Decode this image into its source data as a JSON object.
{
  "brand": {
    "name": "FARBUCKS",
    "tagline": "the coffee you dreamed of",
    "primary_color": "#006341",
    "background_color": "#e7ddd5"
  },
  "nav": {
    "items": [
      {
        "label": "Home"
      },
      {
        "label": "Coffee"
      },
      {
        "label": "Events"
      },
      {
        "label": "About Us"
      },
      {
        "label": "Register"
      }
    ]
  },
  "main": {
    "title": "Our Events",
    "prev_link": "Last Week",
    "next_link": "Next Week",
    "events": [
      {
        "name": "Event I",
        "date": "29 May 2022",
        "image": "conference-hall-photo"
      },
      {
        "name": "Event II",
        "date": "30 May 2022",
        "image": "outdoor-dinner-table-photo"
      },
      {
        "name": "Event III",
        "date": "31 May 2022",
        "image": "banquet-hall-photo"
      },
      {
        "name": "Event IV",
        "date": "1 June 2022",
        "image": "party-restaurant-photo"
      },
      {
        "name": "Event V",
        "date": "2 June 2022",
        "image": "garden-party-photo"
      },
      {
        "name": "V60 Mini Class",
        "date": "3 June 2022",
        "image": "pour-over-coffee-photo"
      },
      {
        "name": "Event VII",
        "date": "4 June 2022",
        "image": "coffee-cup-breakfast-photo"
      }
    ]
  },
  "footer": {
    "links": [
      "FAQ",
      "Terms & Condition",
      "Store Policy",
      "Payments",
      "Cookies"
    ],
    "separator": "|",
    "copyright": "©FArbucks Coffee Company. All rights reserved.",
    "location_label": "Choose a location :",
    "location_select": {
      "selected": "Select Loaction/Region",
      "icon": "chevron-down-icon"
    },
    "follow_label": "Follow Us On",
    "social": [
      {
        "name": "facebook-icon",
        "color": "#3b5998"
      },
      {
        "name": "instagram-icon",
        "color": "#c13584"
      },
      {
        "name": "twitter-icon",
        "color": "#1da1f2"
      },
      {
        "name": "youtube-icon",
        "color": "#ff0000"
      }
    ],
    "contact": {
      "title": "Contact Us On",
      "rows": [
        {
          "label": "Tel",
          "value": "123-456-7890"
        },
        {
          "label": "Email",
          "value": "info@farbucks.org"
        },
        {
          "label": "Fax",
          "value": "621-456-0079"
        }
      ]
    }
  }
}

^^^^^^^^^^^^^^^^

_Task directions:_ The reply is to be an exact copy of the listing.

_Answer space:_
Decode this image into its source data as a JSON object.
{
  "brand": {
    "name": "FARBUCKS",
    "tagline": "the coffee you dreamed of",
    "primary_color": "#006341",
    "background_color": "#e7ddd5"
  },
  "nav": {
    "items": [
      {
        "label": "Home"
      },
      {
        "label": "Coffee"
      },
      {
        "label": "Events"
      },
      {
        "label": "About Us"
      },
      {
        "label": "Register"
      }
    ]
  },
  "main": {
    "title": "Our Events",
    "prev_link": "Last Week",
    "next_link": "Next Week",
    "events": [
      {
        "name": "Event I",
        "date": "29 May 2022",
        "image": "conference-hall-photo"
      },
      {
        "name": "Event II",
        "date": "30 May 2022",
        "image": "outdoor-dinner-table-photo"
      },
      {
        "name": "Event III",
        "date": "31 May 2022",
        "image": "banquet-hall-photo"
      },
      {
        "name": "Event IV",
        "date": "1 June 2022",
        "image": "party-restaurant-photo"
      },
      {
        "name": "Event V",
        "date": "2 June 2022",
        "image": "garden-party-photo"
      },
      {
        "name": "V60 Mini Class",
        "date": "3 June 2022",
        "image": "pour-over-coffee-photo"
      },
      {
        "name": "Event VII",
        "date": "4 June 2022",
        "image": "coffee-cup-breakfast-photo"
      }
    ]
  },
  "footer": {
    "links": [
      "FAQ",
      "Terms & Condition",
      "Store Policy",
      "Payments",
      "Cookies"
    ],
    "separator": "|",
    "copyright": "©FArbucks Coffee Company. All rights reserved.",
    "location_label": "Choose a location :",
    "location_select": {
      "selected": "Select Loaction/Region",
      "icon": "chevron-down-icon"
    },
    "follow_label": "Follow Us On",
    "social": [
      {
        "name": "facebook-icon",
        "color": "#3b5998"
      },
      {
        "name": "instagram-icon",
        "color": "#c13584"
      },
      {
        "name": "twitter-icon",
        "color": "#1da1f2"
      },
      {
        "name": "youtube-icon",
        "color": "#ff0000"
      }
    ],
    "contact": {
      "title": "Contact Us On",
      "rows": [
        {
          "label": "Tel",
          "value": "123-456-7890"
        },
        {
          "label": "Email",
          "value": "info@farbucks.org"
        },
        {
          "label": "Fax",
          "value": "621-456-0079"
        }
      ]
    }
  }
}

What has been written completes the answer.